Exploring What It Means to Lead "Intelligent Lives"
A local filmmaker teams up with a Hollywood legend to challenge conventional notions about IQ
Dan Habib's work for UNH's Institute on Disability has earned national accolades, including from former President Obama. Courtesy Photo
The task of trying to dismantle lingering stereotypes about people with intellectual disabilities — and to convey how those stereotypes can profoundly shape a person’s access to education, to jobs, to a fulfilling life — begins with acknowledging the inherent inadequacy of the very language of the issue itself.
“Even the words, intellectual disability, suggest that you’re intellectually disabled,” says Dan Habib, an award-winning documentarian with UNH’s Institute on Disability. “It’s still a flawed word, a flawed description.”
In his latest film, “Intelligent Lives,” Habib asks audiences to confront how the estimated 6.5 million Americans living with intellectual disabilities are constrained not just by flawed labels — but also by flawed societal approaches to gauging someone’s intellectual aptitude. After tackling the issue of inclusion for people with physical disabilities (told through the lens of his own family) and emotional disabilities, Habib says he wanted to give greater consideration to another often-overlooked population.
“Intelligent Lives” profiles three people with intellectual disabilities: a Syracuse University lecturer, an aspiring artist and a woman trying to navigate her place in the workforce. Their stories are proof, Habib says, that “people with disabilities may express their intelligence in very different ways.”
Habib gets help amplifying this message from Academy Award-winner Chris Cooper (known for his roles in “Adaptation,” among others), who serves as the film’s narrator. Cooper and his wife, Marianne Leone Cooper, consulted on the film and share how they fought to ensure their late son, Jesse, was not excluded from school and other opportunities due to his cerebral palsy.
“The IQ test told us nothing about Jesse’s potential, about who he was as a person,” Cooper muses in the movie. “Can any attempt to measure intelligence predict a person’s value or potential to contribute meaningfully to the world?”
By elevating a trio of people who are defying expectations about what they could meaningfully contribute to the world, Habib hopes to start a conversation about how to envision more inclusive policies and pathways for everyone, regardless of IQ.
“The film was an attempt to really look at and deconstruct how we perceive intelligence in our society,” Habib says. “But also to show what would a new paradigm look like for seeing intelligence much more broadly?”

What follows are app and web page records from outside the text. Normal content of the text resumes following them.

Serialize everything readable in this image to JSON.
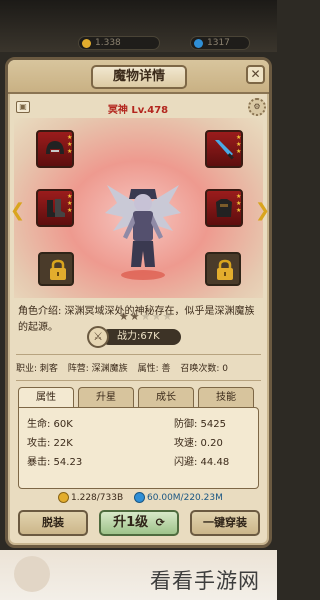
{
  "top_bar": {
    "resource_1": "1.338",
    "resource_2": "1317"
  },
  "header": {
    "title": "魔物详情",
    "close_label": "✕"
  },
  "monster": {
    "name_level": "冥神 Lv.478",
    "star_count": 2,
    "star_total": 5,
    "power_label": "战力:67K",
    "description": "角色介绍: 深渊冥域深处的神秘存在，似乎是深渊魔族的起源。"
  },
  "meta": {
    "job": "职业: 刺客",
    "camp": "阵营: 深渊魔族",
    "attribute": "属性: 善",
    "summons": "召唤次数: 0"
  },
  "tabs": [
    {
      "label": "属性"
    },
    {
      "label": "升星"
    },
    {
      "label": "成长"
    },
    {
      "label": "技能"
    }
  ],
  "stats": {
    "hp": "生命: 60K",
    "atk": "攻击: 22K",
    "crit": "暴击: 54.23",
    "def": "防御: 5425",
    "atk_speed": "攻速: 0.20",
    "dodge": "闪避: 44.48"
  },
  "costs": {
    "gold": "1.228/733B",
    "gem": "60.00M/220.23M"
  },
  "buttons": {
    "unequip": "脱装",
    "level_up": "升1级",
    "equip_all": "一键穿装"
  },
  "watermark": {
    "text": "看看手游网"
  },
  "colors": {
    "panel_bg": "#e9dcc0",
    "stage_glow": "#ee9a8f",
    "equip_slot": "#9b1c1c",
    "name_red": "#b3261e",
    "level_button": "#9ec38a"
  }
}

The film has been making the rounds on the conference circuit but is prepping for a wider release soon. A local premiere is slated for May 14 at the Capitol Center for the Arts in Concord, with Chris and Marianne Cooper, plus other stars from the film, in attendance.